Before starting soldering or drilling the plastic enclosure, arrange all the main components (connectors, pi, PermaProto HAT) to get a tentative idea. We'll use same arrangements to draw the drilling holes for the standoffs in next section.

Prepare Connectors

All connectors (DB9 and barrel jack) will be wired with the PermaProto HAT using jumper wires. For this, I start with male-female jumper wires, then strip off the male end, tin it with soldering iron

We'll be powering this build with DC 2.1 barrel jack connector based 12V power supply.  A panel mount female barrel jack connector is fixed on the controller housing. 

 

Solder the jumper wires to the barrel connector. I prefer to use appropriate colored (red for +Ve, black for GND) jumper wires for individual pins.
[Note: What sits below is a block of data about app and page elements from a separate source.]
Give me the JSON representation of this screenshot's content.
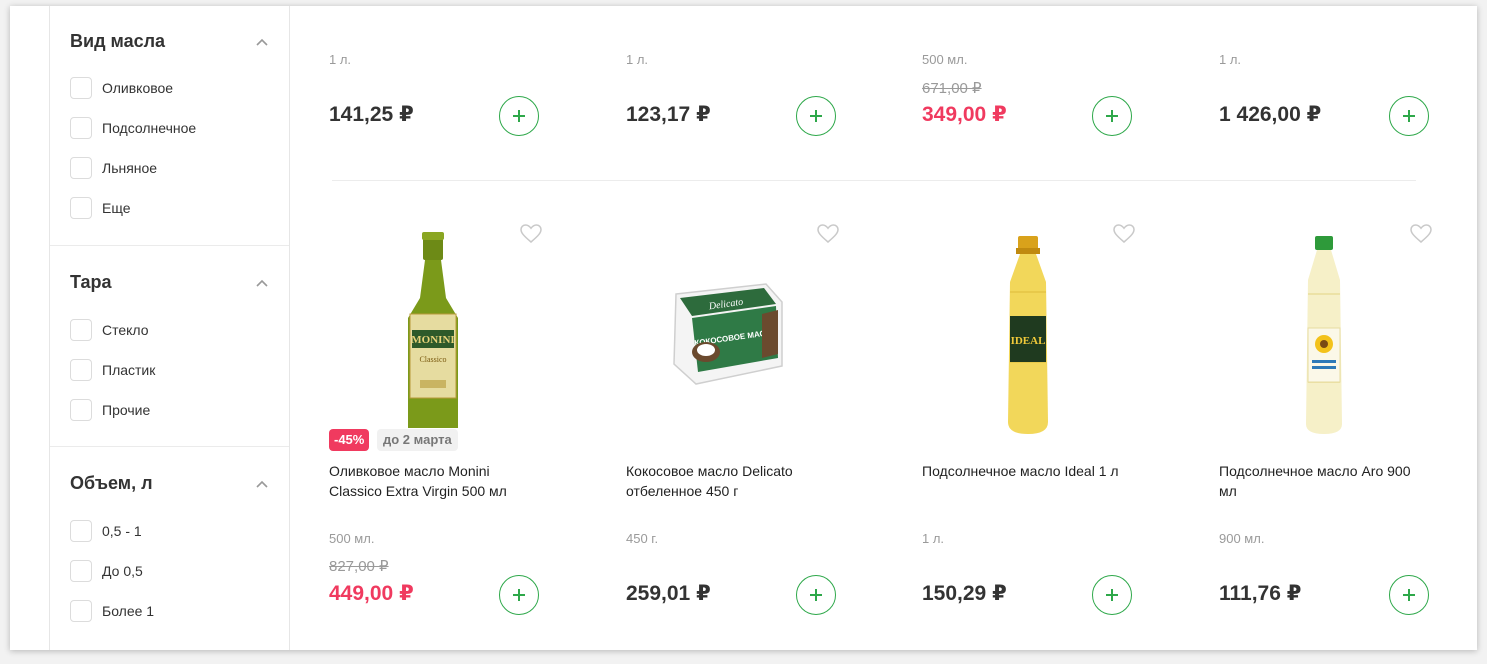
{
  "filters": [
    {
      "title": "Вид масла",
      "options": [
        "Оливковое",
        "Подсолнечное",
        "Льняное",
        "Еще"
      ]
    },
    {
      "title": "Тара",
      "options": [
        "Стекло",
        "Пластик",
        "Прочие"
      ]
    },
    {
      "title": "Объем, л",
      "options": [
        "0,5 - 1",
        "До 0,5",
        "Более 1"
      ]
    }
  ],
  "top_row": [
    {
      "unit": "1 л.",
      "old_price": "",
      "price": "141,25 ₽",
      "sale": false
    },
    {
      "unit": "1 л.",
      "old_price": "",
      "price": "123,17 ₽",
      "sale": false
    },
    {
      "unit": "500 мл.",
      "old_price": "671,00 ₽",
      "price": "349,00 ₽",
      "sale": true
    },
    {
      "unit": "1 л.",
      "old_price": "",
      "price": "1 426,00 ₽",
      "sale": false
    }
  ],
  "products": [
    {
      "name": "Оливковое масло Monini Classico Extra Virgin 500 мл",
      "unit": "500 мл.",
      "old_price": "827,00 ₽",
      "price": "449,00 ₽",
      "sale": true,
      "discount": "-45%",
      "promo_until": "до 2 марта",
      "label_text": "MONINI",
      "label_sub": "Classico"
    },
    {
      "name": "Кокосовое масло Delicato отбеленное 450 г",
      "unit": "450 г.",
      "old_price": "",
      "price": "259,01 ₽",
      "sale": false,
      "label_text": "Delicato",
      "label_sub": "КОКОСОВОЕ МАСЛО"
    },
    {
      "name": "Подсолнечное масло Ideal 1 л",
      "unit": "1 л.",
      "old_price": "",
      "price": "150,29 ₽",
      "sale": false,
      "label_text": "IDEAL"
    },
    {
      "name": "Подсолнечное масло Aro 900 мл",
      "unit": "900 мл.",
      "old_price": "",
      "price": "111,76 ₽",
      "sale": false
    }
  ],
  "colors": {
    "accent_green": "#2ea84a",
    "sale_pink": "#f03a5f"
  },
  "icons": {
    "add": "plus-icon",
    "favorite": "heart-icon",
    "collapse": "chevron-up-icon"
  }
}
This simplifies understanding the overall circuit.

To determine the +Ve and GND pins in barrel connectors, I generally plug in the power source and use a multimeter to identify which pins represents +Ve and GND. 

The DB9 connector we are using has screw terminals, we can simply screw in one end of the jumper wire while the other end can be connected to male headers (that connected to ULN2803A output pin).

It's OK to use other types (not screw terminal) of DB9 terminals as well.

Use PermProto HAT to Mount ULN2803A

On the Perma Proto HAT, ULN2803 is mounted using a 18 pin IC socket, which is soldered on the HAT. Pi GPIO pins are connected to ULN2803 input pins using  22 AWG solid core jumper wires. We'll also solder male header pins for each of the output of ULN2803, as well as COM.

Connect 8 individual GPIO with each of the In pins of ULN2803A.

Solder male header pins to LM2596 module.  We'll use female-female jumper wires to connect the input pin of this module with 12V rail on PermaProto HAT. The output pins will be connected back to PermProto HAT's 5V rail. It is safe to connect all GND together (LM2596 can share a common input and output GND).

Solder male header pins to LM2596 module. We'll use female-female jumper wires to connect the input pin of this module with 12V rail on PermaProto HAT. The output pins will be connected back to PermProto HAT's 5V rail. It is safe to connect all GND together (LM2596 can share a common input and output GND).

Adjust the LM2596 module for precisely 5.1 V output. For this, connect the 12V power source to the input pin (use the barrel connector we have built in the earlier step) and a multimeter (with alligator clip) to the output pin. Rotate the trimmer pot screw till multimeter indicates 5.1-5.2V. LM2596 is fairly precise, you should be able to configure exactly 5.1V.

We have not built the housing yet, but for reference, this is the final state we are looking at. You don't have to follow the exact layout, thanks to the PermaProto HAT's design, there's plenty other ways to construct this, as long as the connections are proper (follow the breadboard schematic), we are good. Notice the 12V rails on PermaProto HAT, a set of 3 male header pins located in the same column as ULN2803A pin 10 or COM pin. The right side of the PermaProto HAT has male header pins for GND. In the build image below, I have passed the red jumper wires beneath the PermaProto HAT to reduce visual clutter 

This guide was first published on Sep 18, 2018. It was last updated on Sep 18, 2018. This page (Circuit Construction) was last updated on Sep 17, 2019.